Lines with the string "text" must each be copied from the listing.

┏━━

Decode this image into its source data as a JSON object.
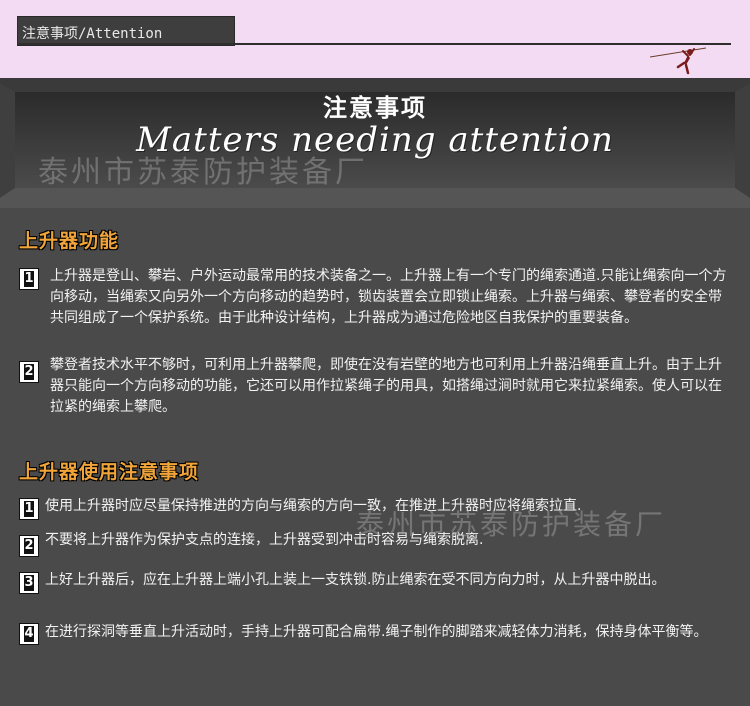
{
  "header": {
    "tab_title": "注意事项/Attention",
    "climber_icon": "climber-icon"
  },
  "banner": {
    "title_cn": "注意事项",
    "title_en": "Matters needing attention",
    "watermark": "泰州市苏泰防护装备厂"
  },
  "section1": {
    "heading": "上升器功能",
    "items": [
      {
        "num": "1",
        "text": "上升器是登山、攀岩、户外运动最常用的技术装备之一。上升器上有一个专门的绳索通道.只能让绳索向一个方向移动，当绳索又向另外一个方向移动的趋势时，锁齿装置会立即锁止绳索。上升器与绳索、攀登者的安全带共同组成了一个保护系统。由于此种设计结构，上升器成为通过危险地区自我保护的重要装备。"
      },
      {
        "num": "2",
        "text": "攀登者技术水平不够时，可利用上升器攀爬，即使在没有岩壁的地方也可利用上升器沿绳垂直上升。由于上升器只能向一个方向移动的功能，它还可以用作拉紧绳子的用具，如搭绳过涧时就用它来拉紧绳索。使人可以在拉紧的绳索上攀爬。"
      }
    ]
  },
  "section2": {
    "heading": "上升器使用注意事项",
    "watermark": "泰州市苏泰防护装备厂",
    "items": [
      {
        "num": "1",
        "text": "使用上升器时应尽量保持推进的方向与绳索的方向一致，在推进上升器时应将绳索拉直."
      },
      {
        "num": "2",
        "text": "不要将上升器作为保护支点的连接，上升器受到冲击时容易与绳索脱离."
      },
      {
        "num": "3",
        "text": "上好上升器后，应在上升器上端小孔上装上一支铁锁.防止绳索在受不同方向力时，从上升器中脱出。"
      },
      {
        "num": "4",
        "text": "在进行探洞等垂直上升活动时，手持上升器可配合扁带.绳子制作的脚踏来减轻体力消耗，保持身体平衡等。"
      }
    ]
  },
  "colors": {
    "header_bg": "#f3dcf3",
    "body_bg": "#4a4a4a",
    "heading_orange": "#f0a43a",
    "text": "#f2f2f2"
  }
}
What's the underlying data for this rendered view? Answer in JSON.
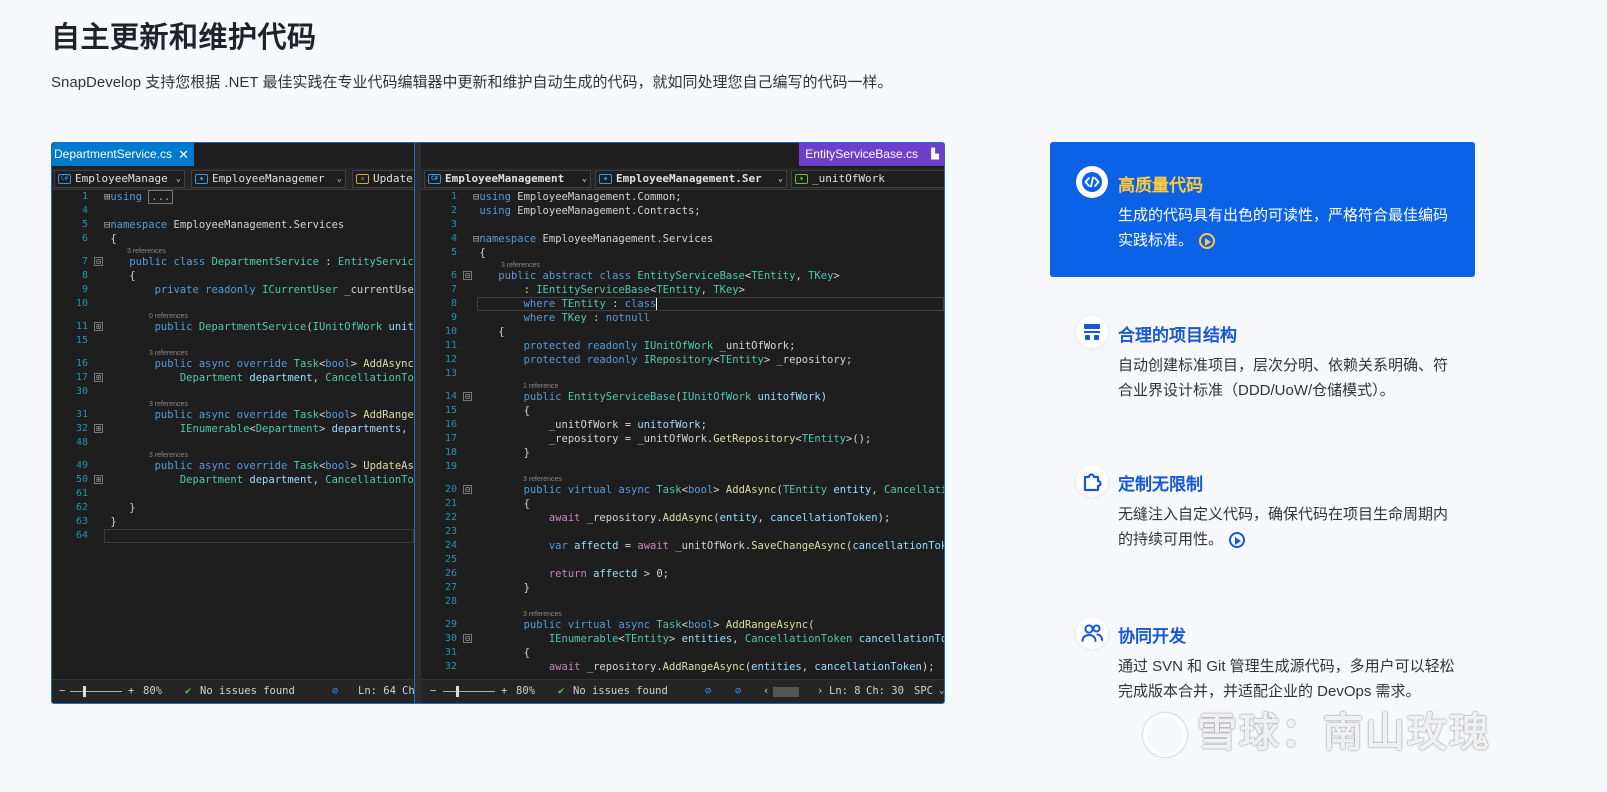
{
  "header": {
    "title": "自主更新和维护代码",
    "subtitle": "SnapDevelop 支持您根据 .NET 最佳实践在专业代码编辑器中更新和维护自动生成的代码，就如同处理您自己编写的代码一样。"
  },
  "ide": {
    "left": {
      "tab": "DepartmentService.cs",
      "nav": [
        "EmployeeManage",
        "EmployeeManagemer",
        "Update"
      ],
      "status": {
        "zoom": "80%",
        "issues": "No issues found",
        "ln": "Ln: 64",
        "ch": "Ch"
      }
    },
    "right": {
      "tab": "EntityServiceBase.cs",
      "nav": [
        "EmployeeManagement",
        "EmployeeManagement.Ser",
        "_unitOfWork"
      ],
      "status": {
        "zoom": "80%",
        "issues": "No issues found",
        "ln": "Ln: 8",
        "ch": "Ch: 30",
        "enc": "SPC"
      }
    }
  },
  "features": [
    {
      "title": "高质量代码",
      "desc": "生成的代码具有出色的可读性，严格符合最佳编码实践标准。",
      "icon": "code-icon",
      "active": true
    },
    {
      "title": "合理的项目结构",
      "desc": "自动创建标准项目，层次分明、依赖关系明确、符合业界设计标准（DDD/UoW/仓储模式）。",
      "icon": "structure-icon",
      "active": false
    },
    {
      "title": "定制无限制",
      "desc": "无缝注入自定义代码，确保代码在项目生命周期内的持续可用性。",
      "icon": "puzzle-icon",
      "active": false
    },
    {
      "title": "协同开发",
      "desc": "通过 SVN 和 Git 管理生成源代码，多用户可以轻松完成版本合并，并适配企业的 DevOps 需求。",
      "icon": "users-icon",
      "active": false
    }
  ],
  "watermark": "雪球：南山玫瑰",
  "colors": {
    "accent": "#0c62e6",
    "highlight": "#ffc93c",
    "link": "#1557d4"
  }
}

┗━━

**Solution for this problem:**
        "text": "上升器是登山、攀岩、户外运动最常用的技术装备之一。上升器上有一个专门的绳索通道.只能让绳索向一个方向移动，当绳索又向另外一个方向移动的趋势时，锁齿装置会立即锁止绳索。上升器与绳索、攀登者的安全带共同组成了一个保护系统。由于此种设计结构，上升器成为通过危险地区自我保护的重要装备。"
        "text": "攀登者技术水平不够时，可利用上升器攀爬，即使在没有岩壁的地方也可利用上升器沿绳垂直上升。由于上升器只能向一个方向移动的功能，它还可以用作拉紧绳子的用具，如搭绳过涧时就用它来拉紧绳索。使人可以在拉紧的绳索上攀爬。"
        "text": "使用上升器时应尽量保持推进的方向与绳索的方向一致，在推进上升器时应将绳索拉直."
        "text": "不要将上升器作为保护支点的连接，上升器受到冲击时容易与绳索脱离."
        "text": "上好上升器后，应在上升器上端小孔上装上一支铁锁.防止绳索在受不同方向力时，从上升器中脱出。"
        "text": "在进行探洞等垂直上升活动时，手持上升器可配合扁带.绳子制作的脚踏来减轻体力消耗，保持身体平衡等。"
    "text": "#f2f2f2"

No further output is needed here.